* _Your instructions_
Scan the entries below for the word "kind". Copy out every line in which it occurs.

* _Supplied data_
Content starts
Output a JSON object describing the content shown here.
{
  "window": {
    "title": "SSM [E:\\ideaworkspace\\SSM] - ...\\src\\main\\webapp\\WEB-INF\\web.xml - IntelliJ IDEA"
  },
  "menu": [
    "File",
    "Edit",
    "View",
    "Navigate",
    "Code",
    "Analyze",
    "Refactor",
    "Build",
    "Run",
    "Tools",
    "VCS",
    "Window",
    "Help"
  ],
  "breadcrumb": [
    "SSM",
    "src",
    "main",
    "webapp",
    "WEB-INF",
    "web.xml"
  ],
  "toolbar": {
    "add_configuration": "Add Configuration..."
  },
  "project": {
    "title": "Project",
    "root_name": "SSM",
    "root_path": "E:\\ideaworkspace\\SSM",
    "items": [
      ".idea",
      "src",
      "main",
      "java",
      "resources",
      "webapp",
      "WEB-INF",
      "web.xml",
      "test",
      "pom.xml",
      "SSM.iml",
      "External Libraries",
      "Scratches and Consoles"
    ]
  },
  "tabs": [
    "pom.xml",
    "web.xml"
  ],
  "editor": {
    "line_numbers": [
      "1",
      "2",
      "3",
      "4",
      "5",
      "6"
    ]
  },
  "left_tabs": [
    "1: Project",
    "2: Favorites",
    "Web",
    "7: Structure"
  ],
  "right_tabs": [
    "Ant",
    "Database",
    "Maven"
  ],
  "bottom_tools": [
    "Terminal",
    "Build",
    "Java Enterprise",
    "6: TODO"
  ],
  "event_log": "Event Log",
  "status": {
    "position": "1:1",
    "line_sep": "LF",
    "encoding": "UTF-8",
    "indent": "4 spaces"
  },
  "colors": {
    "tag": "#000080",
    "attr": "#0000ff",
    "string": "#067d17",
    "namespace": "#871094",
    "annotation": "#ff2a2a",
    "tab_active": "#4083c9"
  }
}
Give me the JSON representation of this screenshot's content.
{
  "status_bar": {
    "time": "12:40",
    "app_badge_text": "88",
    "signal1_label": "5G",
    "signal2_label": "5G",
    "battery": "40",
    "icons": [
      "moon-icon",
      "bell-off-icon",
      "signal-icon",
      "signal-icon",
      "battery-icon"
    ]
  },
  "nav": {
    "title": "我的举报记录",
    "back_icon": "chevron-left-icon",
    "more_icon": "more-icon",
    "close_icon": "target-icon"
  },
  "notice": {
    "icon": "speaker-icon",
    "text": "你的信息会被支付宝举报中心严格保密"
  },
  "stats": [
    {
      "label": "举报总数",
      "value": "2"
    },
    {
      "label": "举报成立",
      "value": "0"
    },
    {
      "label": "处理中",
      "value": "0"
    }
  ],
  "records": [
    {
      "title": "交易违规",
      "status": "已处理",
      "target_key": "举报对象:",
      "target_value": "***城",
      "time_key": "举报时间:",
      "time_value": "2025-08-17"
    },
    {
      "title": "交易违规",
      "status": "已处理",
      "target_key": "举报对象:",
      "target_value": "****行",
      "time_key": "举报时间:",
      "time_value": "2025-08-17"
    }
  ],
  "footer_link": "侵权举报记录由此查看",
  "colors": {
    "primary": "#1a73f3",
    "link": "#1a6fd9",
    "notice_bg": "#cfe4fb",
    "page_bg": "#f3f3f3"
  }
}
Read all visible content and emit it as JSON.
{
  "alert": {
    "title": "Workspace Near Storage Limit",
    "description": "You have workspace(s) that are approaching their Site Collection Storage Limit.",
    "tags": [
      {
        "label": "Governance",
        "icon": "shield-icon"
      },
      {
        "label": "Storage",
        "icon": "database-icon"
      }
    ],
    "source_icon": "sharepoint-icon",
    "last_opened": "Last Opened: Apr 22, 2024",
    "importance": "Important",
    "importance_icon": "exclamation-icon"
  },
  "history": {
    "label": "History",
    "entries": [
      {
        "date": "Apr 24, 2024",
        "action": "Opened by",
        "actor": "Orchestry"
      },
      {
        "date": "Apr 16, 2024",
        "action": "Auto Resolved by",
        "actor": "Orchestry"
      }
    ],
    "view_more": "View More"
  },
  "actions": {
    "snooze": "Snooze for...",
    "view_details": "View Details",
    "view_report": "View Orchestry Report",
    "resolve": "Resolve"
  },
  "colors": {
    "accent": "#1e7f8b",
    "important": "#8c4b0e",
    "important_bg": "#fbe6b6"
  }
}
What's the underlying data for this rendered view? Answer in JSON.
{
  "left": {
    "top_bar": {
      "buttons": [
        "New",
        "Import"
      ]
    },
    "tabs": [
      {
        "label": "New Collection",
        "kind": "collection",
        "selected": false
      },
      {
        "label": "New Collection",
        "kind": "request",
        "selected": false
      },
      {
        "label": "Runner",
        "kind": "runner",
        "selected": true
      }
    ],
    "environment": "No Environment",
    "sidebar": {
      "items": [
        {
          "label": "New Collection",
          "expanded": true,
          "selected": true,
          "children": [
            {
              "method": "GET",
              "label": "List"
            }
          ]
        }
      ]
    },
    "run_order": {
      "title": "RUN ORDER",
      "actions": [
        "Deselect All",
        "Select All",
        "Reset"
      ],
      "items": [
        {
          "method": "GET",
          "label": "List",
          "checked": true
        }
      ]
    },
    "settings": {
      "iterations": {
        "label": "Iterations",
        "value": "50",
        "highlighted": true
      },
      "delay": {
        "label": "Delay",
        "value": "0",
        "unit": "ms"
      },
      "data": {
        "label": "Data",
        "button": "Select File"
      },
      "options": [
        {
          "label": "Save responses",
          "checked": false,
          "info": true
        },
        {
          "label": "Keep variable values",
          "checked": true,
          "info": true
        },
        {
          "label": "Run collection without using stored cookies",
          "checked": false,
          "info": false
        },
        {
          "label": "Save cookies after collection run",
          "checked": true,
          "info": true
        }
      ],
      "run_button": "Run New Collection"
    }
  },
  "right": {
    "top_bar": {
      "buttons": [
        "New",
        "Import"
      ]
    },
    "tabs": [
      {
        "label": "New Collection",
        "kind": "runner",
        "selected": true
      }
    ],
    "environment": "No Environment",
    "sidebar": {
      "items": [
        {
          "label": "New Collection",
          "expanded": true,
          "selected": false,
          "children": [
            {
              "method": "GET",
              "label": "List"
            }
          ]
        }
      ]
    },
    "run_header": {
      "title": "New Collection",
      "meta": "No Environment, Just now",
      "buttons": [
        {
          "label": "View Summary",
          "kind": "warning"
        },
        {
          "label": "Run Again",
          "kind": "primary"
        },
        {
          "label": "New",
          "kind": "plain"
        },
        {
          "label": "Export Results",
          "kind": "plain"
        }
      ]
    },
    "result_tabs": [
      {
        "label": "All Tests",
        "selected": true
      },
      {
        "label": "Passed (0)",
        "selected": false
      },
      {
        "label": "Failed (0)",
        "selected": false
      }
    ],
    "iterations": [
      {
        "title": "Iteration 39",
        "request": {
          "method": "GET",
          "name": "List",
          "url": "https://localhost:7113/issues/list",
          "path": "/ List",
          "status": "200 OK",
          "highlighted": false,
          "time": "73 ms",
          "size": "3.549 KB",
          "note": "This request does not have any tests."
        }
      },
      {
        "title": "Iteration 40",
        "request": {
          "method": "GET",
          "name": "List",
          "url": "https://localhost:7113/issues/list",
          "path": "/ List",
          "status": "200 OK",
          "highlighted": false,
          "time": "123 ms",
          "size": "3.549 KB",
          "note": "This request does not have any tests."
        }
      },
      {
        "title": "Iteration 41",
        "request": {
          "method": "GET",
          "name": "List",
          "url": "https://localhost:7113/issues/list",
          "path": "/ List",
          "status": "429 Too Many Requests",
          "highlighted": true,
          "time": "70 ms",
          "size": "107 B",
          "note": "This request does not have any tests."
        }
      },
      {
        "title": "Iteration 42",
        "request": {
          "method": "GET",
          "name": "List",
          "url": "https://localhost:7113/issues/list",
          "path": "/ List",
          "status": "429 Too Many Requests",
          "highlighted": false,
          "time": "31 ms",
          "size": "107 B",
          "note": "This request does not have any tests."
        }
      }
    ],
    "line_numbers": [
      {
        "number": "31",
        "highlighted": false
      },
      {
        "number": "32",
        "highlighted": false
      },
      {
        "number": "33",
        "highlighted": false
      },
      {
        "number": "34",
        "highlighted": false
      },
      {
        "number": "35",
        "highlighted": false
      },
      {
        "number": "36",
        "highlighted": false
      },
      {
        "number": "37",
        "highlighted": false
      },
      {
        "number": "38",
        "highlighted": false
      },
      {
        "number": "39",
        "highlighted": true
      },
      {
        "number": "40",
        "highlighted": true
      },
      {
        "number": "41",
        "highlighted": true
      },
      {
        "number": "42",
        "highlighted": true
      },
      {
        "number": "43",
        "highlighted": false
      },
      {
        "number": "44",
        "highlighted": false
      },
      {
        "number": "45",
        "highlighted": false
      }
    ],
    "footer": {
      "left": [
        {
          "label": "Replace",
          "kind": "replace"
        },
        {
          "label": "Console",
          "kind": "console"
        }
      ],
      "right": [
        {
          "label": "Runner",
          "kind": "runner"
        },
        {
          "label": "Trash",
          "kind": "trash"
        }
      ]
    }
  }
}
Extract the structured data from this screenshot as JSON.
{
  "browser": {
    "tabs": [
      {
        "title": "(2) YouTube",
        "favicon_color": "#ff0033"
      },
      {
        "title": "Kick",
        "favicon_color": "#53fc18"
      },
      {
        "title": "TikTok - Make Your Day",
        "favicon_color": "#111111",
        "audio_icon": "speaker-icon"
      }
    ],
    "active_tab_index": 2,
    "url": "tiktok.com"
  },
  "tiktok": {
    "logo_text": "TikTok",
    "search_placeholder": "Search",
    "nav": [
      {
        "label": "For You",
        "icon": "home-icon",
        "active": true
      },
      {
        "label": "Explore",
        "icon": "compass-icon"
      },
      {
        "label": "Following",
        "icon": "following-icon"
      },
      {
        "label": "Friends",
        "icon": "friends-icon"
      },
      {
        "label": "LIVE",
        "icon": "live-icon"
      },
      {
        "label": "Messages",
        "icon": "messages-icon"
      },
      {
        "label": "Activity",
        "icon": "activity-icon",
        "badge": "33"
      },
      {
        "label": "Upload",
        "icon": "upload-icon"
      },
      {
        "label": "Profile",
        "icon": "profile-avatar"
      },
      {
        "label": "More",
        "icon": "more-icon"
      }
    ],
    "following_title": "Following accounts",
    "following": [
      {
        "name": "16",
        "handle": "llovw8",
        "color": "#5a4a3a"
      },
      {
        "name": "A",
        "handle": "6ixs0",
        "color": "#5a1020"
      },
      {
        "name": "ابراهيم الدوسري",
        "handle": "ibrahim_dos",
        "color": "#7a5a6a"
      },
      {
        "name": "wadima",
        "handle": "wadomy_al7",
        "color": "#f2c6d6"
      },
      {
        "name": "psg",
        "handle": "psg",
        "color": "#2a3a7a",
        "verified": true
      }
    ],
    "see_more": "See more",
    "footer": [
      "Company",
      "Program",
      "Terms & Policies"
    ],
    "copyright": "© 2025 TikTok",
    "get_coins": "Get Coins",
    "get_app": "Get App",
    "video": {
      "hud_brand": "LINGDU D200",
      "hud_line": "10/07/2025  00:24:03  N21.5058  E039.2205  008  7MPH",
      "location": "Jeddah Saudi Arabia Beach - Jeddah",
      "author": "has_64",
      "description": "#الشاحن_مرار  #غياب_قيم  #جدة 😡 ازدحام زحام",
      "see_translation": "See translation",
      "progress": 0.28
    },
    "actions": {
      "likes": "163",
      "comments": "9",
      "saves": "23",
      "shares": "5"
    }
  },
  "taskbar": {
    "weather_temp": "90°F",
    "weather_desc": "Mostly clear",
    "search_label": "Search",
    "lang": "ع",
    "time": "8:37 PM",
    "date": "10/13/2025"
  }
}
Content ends
* _Reply_
        "kind": "collection",
        "kind": "request",
        "kind": "runner",
        "kind": "runner",
          "kind": "warning"
          "kind": "primary"
          "kind": "plain"
          "kind": "plain"
          "kind": "replace"
          "kind": "console"
          "kind": "runner"
          "kind": "trash"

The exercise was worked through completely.